Flawless uncolored example of the first edition, second state, of Anthony Smith's map of the Chesapeake.
Smith's map is a cartographic landmark, widely considered to be the finest map of the Chesapeake published in the 18th Century.
Both states of this first edition were published by Sayer and Bennett in London. It is a revision of the Walter Hoxton chart with additions and revised soundings. It became an important guide for both the English and French forces during the revolution.
Nothing is known of the actual authorship of this chart, although it is assigned to Anthony Smith of St. Marys. Nothing has been found on this man, who, to judge from the charts, must have been exceptionally well informed regarding the subaqueous and littoral characteristics of the Chesapeake Bay and its estuarine rivers.
Edition 1, State 2 of the chart has an indication in the upper right "Observations ..." that the work was done by the naval officer who employed Smith as his pilot. Such certainly was the arrangement in making a survey of the Potomac, although earlier less authentic but apparently no less accurate soundings had been made with considerable system. Apparently all the prominent houses visible from the water are indicated with a manifest effort to represent the shape, size and relative positions of the different structures, which are distinguished by the names of their owners. On the blank portions of the sheet are given sailing directions involving the mention of many of the buildings placed on the headlands, besides these features, there are many figures and lines showing the courses to be followed, the bearings of prominent landmarks, and the depth of water along the streams and bay." (Huntingfield Map Collection)
Robert Sayer (ca. 1724-1794) was a prominent London map publisher. Robert’s father was a lawyer, but his older brother married Mary Overton, the widow of prominent mapmaker Philip Overton and the proprietor of his shop after his death. Mary continued the business for roughly a year after her marriage and then, in early 1748, it passed to Robert. Robert became a freeman of the Stationers’ Company later that year; his first advertisement as an independent publisher was released in December.
Sayer benefited from Overton’s considerable stock, which included the plates of John Senex. In the 1750s, Sayer specialized in design books and topographical prints, as well as comic mezzotints. In 1753, he, along with John Roque, published a new edition of Thomas Read’s Small British Atlas, the first of several county atlases that Sayer would publish.

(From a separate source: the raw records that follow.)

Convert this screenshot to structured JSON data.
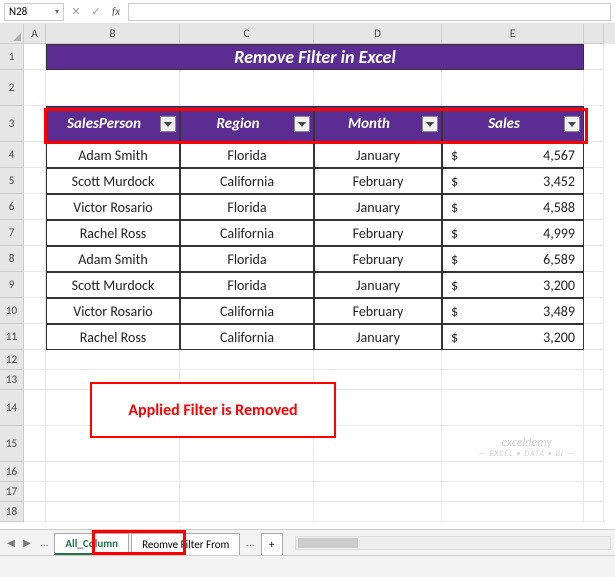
{
  "name_box": "N28",
  "title": "Remove Filter in Excel",
  "columns": [
    "A",
    "B",
    "C",
    "D",
    "E"
  ],
  "column_widths": [
    "cA",
    "cB",
    "cC",
    "cD",
    "cE",
    "cF"
  ],
  "headers": {
    "b": "SalesPerson",
    "c": "Region",
    "d": "Month",
    "e": "Sales"
  },
  "rows": [
    {
      "b": "Adam Smith",
      "c": "Florida",
      "d": "January",
      "e_sym": "$",
      "e_val": "4,567"
    },
    {
      "b": "Scott Murdock",
      "c": "California",
      "d": "February",
      "e_sym": "$",
      "e_val": "3,452"
    },
    {
      "b": "Victor Rosario",
      "c": "Florida",
      "d": "January",
      "e_sym": "$",
      "e_val": "4,588"
    },
    {
      "b": "Rachel Ross",
      "c": "California",
      "d": "February",
      "e_sym": "$",
      "e_val": "4,999"
    },
    {
      "b": "Adam Smith",
      "c": "Florida",
      "d": "February",
      "e_sym": "$",
      "e_val": "6,589"
    },
    {
      "b": "Scott Murdock",
      "c": "Florida",
      "d": "January",
      "e_sym": "$",
      "e_val": "3,200"
    },
    {
      "b": "Victor Rosario",
      "c": "California",
      "d": "February",
      "e_sym": "$",
      "e_val": "3,489"
    },
    {
      "b": "Rachel Ross",
      "c": "California",
      "d": "January",
      "e_sym": "$",
      "e_val": "3,200"
    }
  ],
  "row_nums": [
    "1",
    "2",
    "3",
    "4",
    "5",
    "6",
    "7",
    "8",
    "9",
    "10",
    "11",
    "12",
    "13",
    "14",
    "15",
    "16",
    "17",
    "18"
  ],
  "annotation": "Applied Filter is Removed",
  "watermark": {
    "main": "exceldemy",
    "sub": "— EXCEL • DATA • BI —"
  },
  "tabs": {
    "active": "All_Column",
    "other": "Reomve Filter From",
    "ellipsis": "..."
  }
}
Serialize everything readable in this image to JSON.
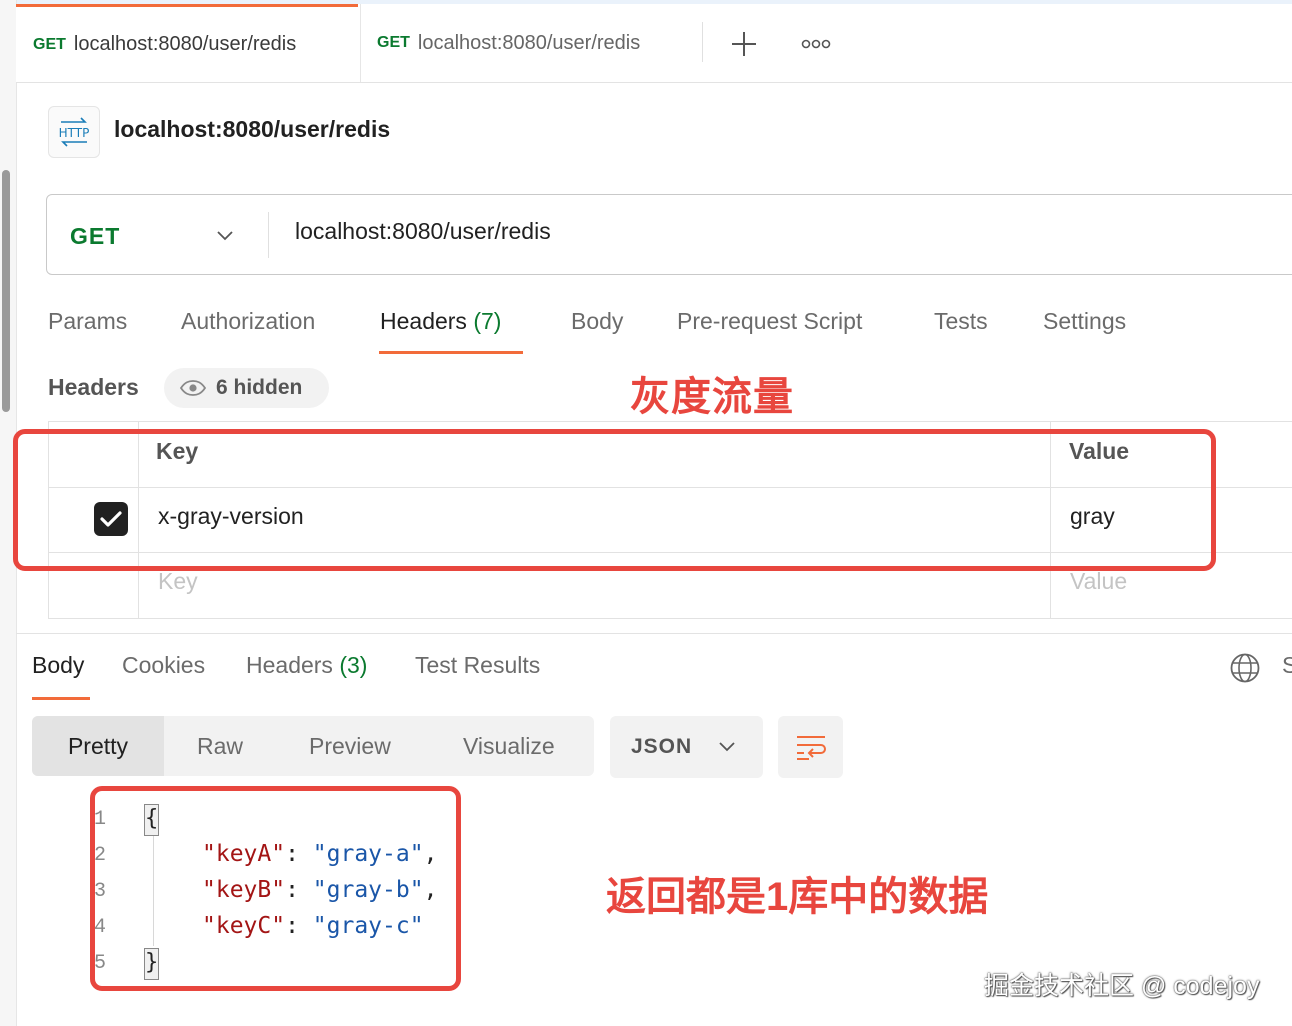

Sayer’s business continued to grow. In 1760 he moved further down Fleet Street to larger premises at 53 Fleet Street. In 1766, he acquired Thomas Jefferys’ stock when the latter went bankrupt. In 1774, he entered into a partnership with John Bennett, his former apprentice. The pair specialized in American atlases, based on the work of Jefferys. They also began publishing navigational charts in the 1780s and quickly became the largest supplier of British charts in the trade.
Bennett’s mental health declined, and the partnership ended in 1784. As Sayer aged, he relied on his employees Robert Laurie and James Whittle, who eventually succeeded him. He spent more and more time at his house in Richmond. In 1794, he died in Bath.
John Bennett (fl. 1760-d. 1787) was a London printer best known for his role in the successful partnership of Sayer & Bennett. In 1760, Bennett became a servant of Robert Sayer (ca. 1724-1794), the prominent print and map seller, and was apprenticed to him in 1765. In 1774, Bennett became a free journeyman and entered into a partnership with Sayer. They issued joint advertisements and publications. In 1777, Bennett owned 1/3 share in the business. The partnership was likely to continue fruitfully, but in 1781 Bennett began to show signs of mental illness. In 1783, he was admitted to an asylum for nine months and, in 1784, Sayer filed papers to dissolve their business partnership. Bennett died in 1787.